  1. How Long Has the Company Been Around? – You want to find credit monitoring companies that have some longevity and security experience behind their name. There are dishonest companies out there so finding the ones that have a good reputation and information to back that up are much better for you.
  1. If it Sounds too Good to be True… – Pass by companies that are making grandiose promises. If they promise that you will never become a victim of identity theft or fraud by using their services, they are lying. No reputable company will make that claim because it is not an accurate claim to make. A credit report monitoring company can’t prevent fraud or identity theft, but they CAN help you catch it as soon as possible.
  1. Check Them Out with the BBB – The Better Business Bureau can be really helpful when it comes to weeding out the posers from the good companies.
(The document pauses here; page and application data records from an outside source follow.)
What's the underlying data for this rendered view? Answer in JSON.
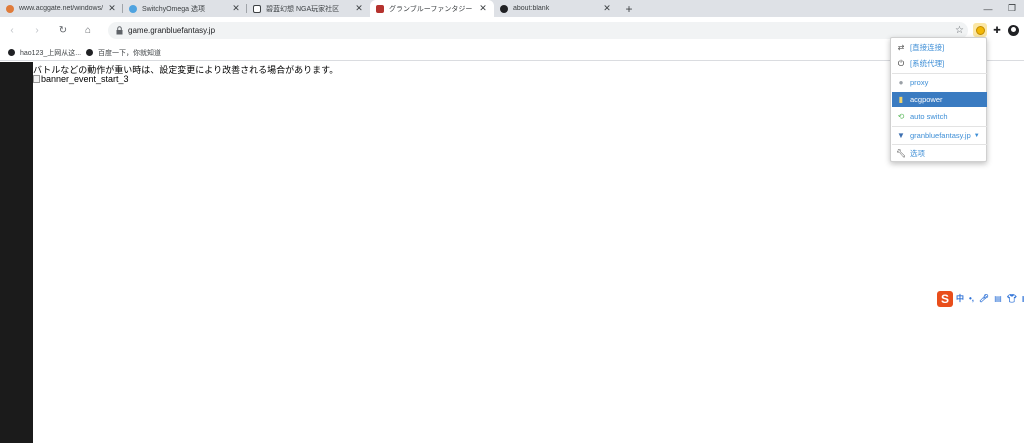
{
  "tabs": [
    {
      "title": "www.acggate.net/windows/",
      "color": "#e07b3a"
    },
    {
      "title": "SwitchyOmega 选项",
      "color": "#4fa3e0"
    },
    {
      "title": "碧蓝幻想 NGA玩家社区",
      "color": "#3c4043"
    },
    {
      "title": "グランブルーファンタジー",
      "color": "#b5322e",
      "active": true
    },
    {
      "title": "about:blank",
      "color": "#202124"
    }
  ],
  "toolbar": {
    "url": "game.granbluefantasy.jp",
    "back_icon": "back-arrow-icon",
    "forward_icon": "forward-arrow-icon",
    "reload_icon": "reload-icon",
    "home_icon": "home-icon"
  },
  "bookmarks": [
    {
      "label": "hao123_上网从这..."
    },
    {
      "label": "百度一下，你就知道"
    }
  ],
  "page": {
    "notice": "バトルなどの動作が重い時は、設定変更により改善される場合があります。",
    "broken_image_alt": "banner_event_start_3"
  },
  "popup": {
    "items": [
      {
        "label": "[直接连接]",
        "icon": "arrows-icon"
      },
      {
        "label": "[系统代理]",
        "icon": "power-icon"
      },
      {
        "label": "proxy",
        "icon": "globe-icon"
      },
      {
        "label": "acgpower",
        "icon": "file-icon",
        "active": true
      },
      {
        "label": "auto switch",
        "icon": "switch-icon"
      },
      {
        "label": "granbluefantasy.jp",
        "icon": "filter-icon"
      },
      {
        "label": "选项",
        "icon": "wrench-icon"
      }
    ],
    "accent": "#3a7bc1"
  },
  "ime": {
    "logo": "S",
    "mode": "中"
  }
}
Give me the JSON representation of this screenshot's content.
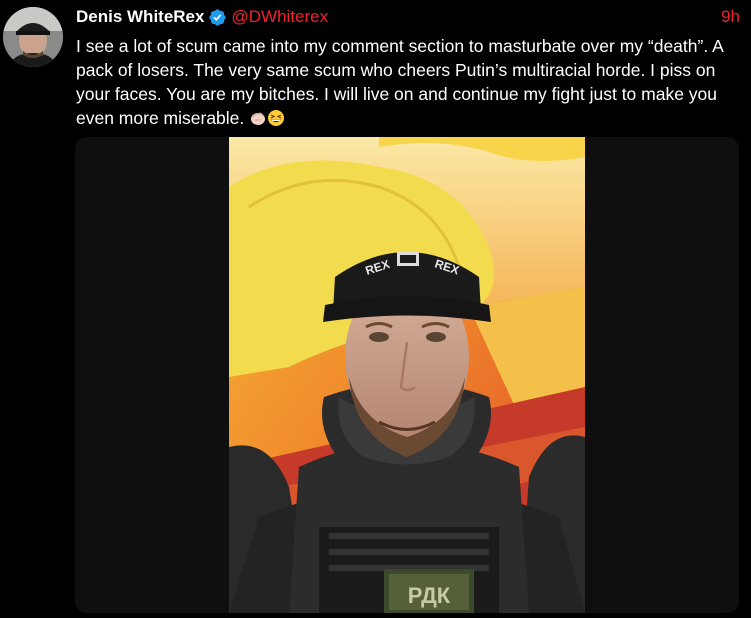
{
  "tweet": {
    "display_name": "Denis WhiteRex",
    "handle": "@DWhiterex",
    "time": "9h",
    "text": "I see a lot of scum came into my comment section to masturbate over my “death”. A pack of losers. The very same scum who cheers Putin’s multiracial horde. I piss on your faces. You are my bitches. I will live on and continue my fight just to make you even more miserable.",
    "emojis": [
      "hand-icon",
      "grinning-squinting-face-icon"
    ],
    "verified_icon": "verified-badge-icon"
  },
  "media": {
    "cap_text_left": "REX",
    "cap_text_right": "REX",
    "patch_text": "РДК"
  },
  "colors": {
    "background": "#000000",
    "text": "#ffffff",
    "handle": "#f4212e",
    "verified": "#1d9bf0"
  }
}
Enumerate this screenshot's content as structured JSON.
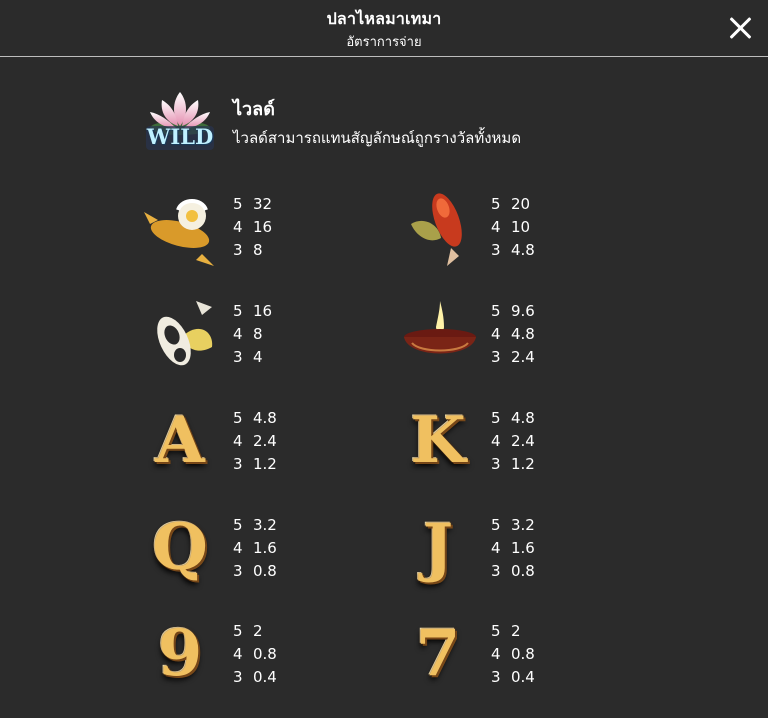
{
  "header": {
    "title": "ปลาไหลมาเทมา",
    "subtitle": "อัตราการจ่าย"
  },
  "wild": {
    "label": "WILD",
    "title": "ไวลด์",
    "description": "ไวลด์สามารถแทนสัญลักษณ์ถูกรางวัลทั้งหมด"
  },
  "symbols": [
    {
      "icon": "golden-koi-lotus-icon",
      "pays": [
        {
          "count": "5",
          "value": "32"
        },
        {
          "count": "4",
          "value": "16"
        },
        {
          "count": "3",
          "value": "8"
        }
      ]
    },
    {
      "icon": "red-koi-icon",
      "pays": [
        {
          "count": "5",
          "value": "20"
        },
        {
          "count": "4",
          "value": "10"
        },
        {
          "count": "3",
          "value": "4.8"
        }
      ]
    },
    {
      "icon": "black-white-koi-icon",
      "pays": [
        {
          "count": "5",
          "value": "16"
        },
        {
          "count": "4",
          "value": "8"
        },
        {
          "count": "3",
          "value": "4"
        }
      ]
    },
    {
      "icon": "oil-lamp-icon",
      "pays": [
        {
          "count": "5",
          "value": "9.6"
        },
        {
          "count": "4",
          "value": "4.8"
        },
        {
          "count": "3",
          "value": "2.4"
        }
      ]
    },
    {
      "icon": "letter-a-icon",
      "letter": "A",
      "pays": [
        {
          "count": "5",
          "value": "4.8"
        },
        {
          "count": "4",
          "value": "2.4"
        },
        {
          "count": "3",
          "value": "1.2"
        }
      ]
    },
    {
      "icon": "letter-k-icon",
      "letter": "K",
      "pays": [
        {
          "count": "5",
          "value": "4.8"
        },
        {
          "count": "4",
          "value": "2.4"
        },
        {
          "count": "3",
          "value": "1.2"
        }
      ]
    },
    {
      "icon": "letter-q-icon",
      "letter": "Q",
      "pays": [
        {
          "count": "5",
          "value": "3.2"
        },
        {
          "count": "4",
          "value": "1.6"
        },
        {
          "count": "3",
          "value": "0.8"
        }
      ]
    },
    {
      "icon": "letter-j-icon",
      "letter": "J",
      "pays": [
        {
          "count": "5",
          "value": "3.2"
        },
        {
          "count": "4",
          "value": "1.6"
        },
        {
          "count": "3",
          "value": "0.8"
        }
      ]
    },
    {
      "icon": "number-9-icon",
      "letter": "9",
      "pays": [
        {
          "count": "5",
          "value": "2"
        },
        {
          "count": "4",
          "value": "0.8"
        },
        {
          "count": "3",
          "value": "0.4"
        }
      ]
    },
    {
      "icon": "number-7-icon",
      "letter": "7",
      "pays": [
        {
          "count": "5",
          "value": "2"
        },
        {
          "count": "4",
          "value": "0.8"
        },
        {
          "count": "3",
          "value": "0.4"
        }
      ]
    }
  ]
}
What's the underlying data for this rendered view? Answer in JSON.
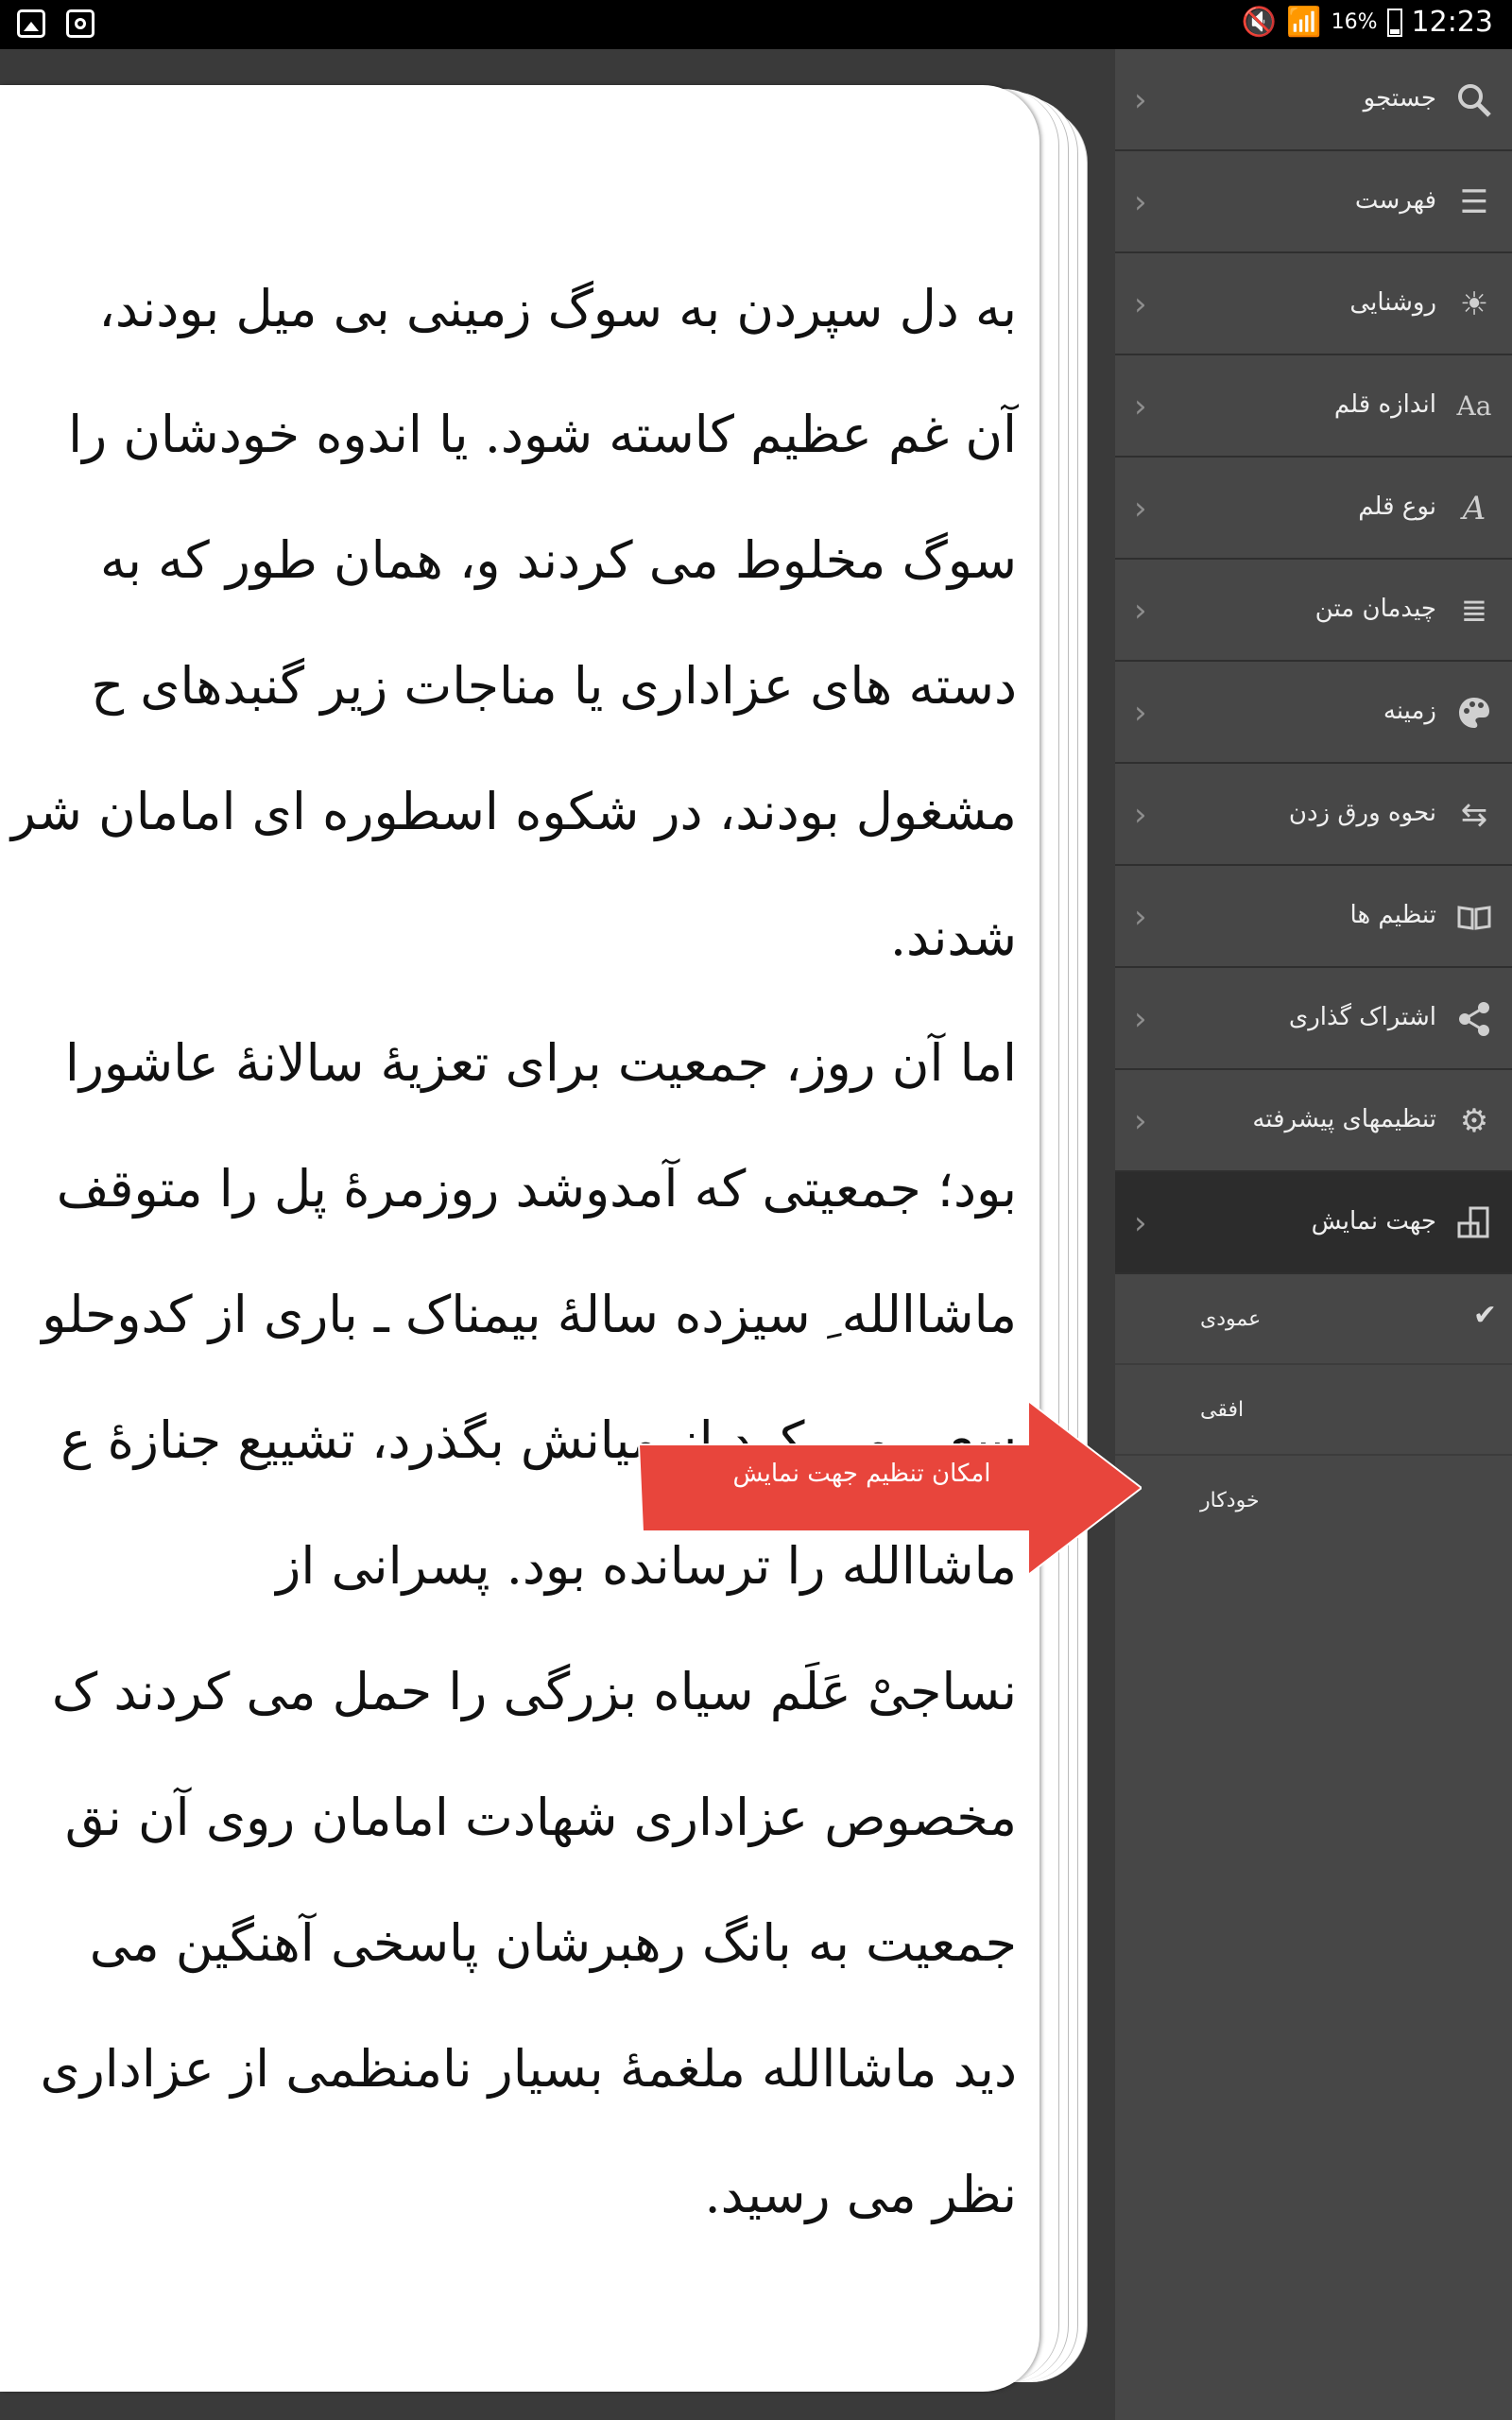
{
  "status_bar": {
    "battery": "16%",
    "time": "12:23"
  },
  "book": {
    "lines": [
      "به دل سپردن به سوگ زمینی بی میل بودند،",
      "آن غم عظیم کاسته شود. یا اندوه خودشان را",
      "سوگ مخلوط می کردند و، همان طور که به",
      "دسته های عزاداری یا مناجات زیر گنبدهای ح",
      "مشغول بودند، در شکوه اسطوره ای امامان شر",
      "شدند.",
      "اما آن روز، جمعیت برای تعزیهٔ سالانهٔ عاشورا",
      "بود؛ جمعیتی که آمدوشد روزمرهٔ پل را متوقف",
      "ماشاالله ِ سیزده سالهٔ بیمناک ـ باری از کدوحلو",
      "سعی می کرد از میانش بگذرد، تشییع جنازهٔ ع",
      "ماشاالله را ترسانده بود. پسرانی از",
      "نساجیْ عَلَم سیاه بزرگی را حمل می کردند ک",
      "مخصوص عزاداری شهادت امامان روی آن نق",
      "جمعیت به بانگ رهبرشان پاسخی آهنگین می",
      "دید ماشاالله ملغمهٔ بسیار نامنظمی از عزاداری",
      "نظر می رسید."
    ]
  },
  "sidebar": {
    "items": [
      {
        "label": "جستجو",
        "icon": "search-icon"
      },
      {
        "label": "فهرست",
        "icon": "list-icon"
      },
      {
        "label": "روشنایی",
        "icon": "brightness-icon"
      },
      {
        "label": "اندازه قلم",
        "icon": "font-size-icon"
      },
      {
        "label": "نوع قلم",
        "icon": "font-type-icon"
      },
      {
        "label": "چیدمان متن",
        "icon": "text-align-icon"
      },
      {
        "label": "زمینه",
        "icon": "palette-icon"
      },
      {
        "label": "نحوه ورق زدن",
        "icon": "page-turn-icon"
      },
      {
        "label": "تنظیم ها",
        "icon": "book-icon"
      },
      {
        "label": "اشتراک گذاری",
        "icon": "share-icon"
      },
      {
        "label": "تنظیمهای پیشرفته",
        "icon": "gear-icon"
      },
      {
        "label": "جهت نمایش",
        "icon": "orientation-icon"
      }
    ],
    "orientation_options": [
      {
        "label": "عمودی",
        "selected": true
      },
      {
        "label": "افقی",
        "selected": false
      },
      {
        "label": "خودکار",
        "selected": false
      }
    ]
  },
  "callout": {
    "label": "امکان تنظیم جهت نمایش",
    "color": "#e8453c"
  },
  "colors": {
    "sidebar_bg": "#474747",
    "active_bg": "#2c2c2c"
  }
}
If there have been complaints filed, the BBB will have them. You can also check the state attorney general.
  1. Popular Brand Names Have an Edge – Popular companies don’t typically become popular by being shady and dishonest. This doesn’t mean to trust them blindly just because of the name, but with all of the choices out there, going with a more well known name could be a good move. You still need to check them out but they have an advantage over an unknown.
  1. Don’t Sign Up for Services You Don’t Need – Make sure that you know in advance what the credit report monitoring company offers before you sign up. You want to choose a company that provides the kind of monitoring you need and want but you don’t want to pay a higher cost for a bunch of services you won’t even use.
  1. Do They Offer Free Trials? There’s nothing wrong with taking a company up on a free trial offer, but make sure you know exactly how long that trial is, how much it is, what you get during that trial (do you have access to full services?) And how much it costs after the trial is over. Also make sure you know how to cancel if you don’t want to continue so you don’t get charged if you are not continuing with them.


Credit Report monitoring companies can be very beneficial when it comes to keeping track of your credit reports, scores and identity. While even the best credit report monitoring company can’t prevent identity theft or fraud, they can help you stay on top of any activity that is suspicious and help you get it taken care of right away.

Do your homework when you are researching the different companies and make sure you know exactly what you can expect from the company you choose. It’s a very good way to gain more control over your identity and credit history.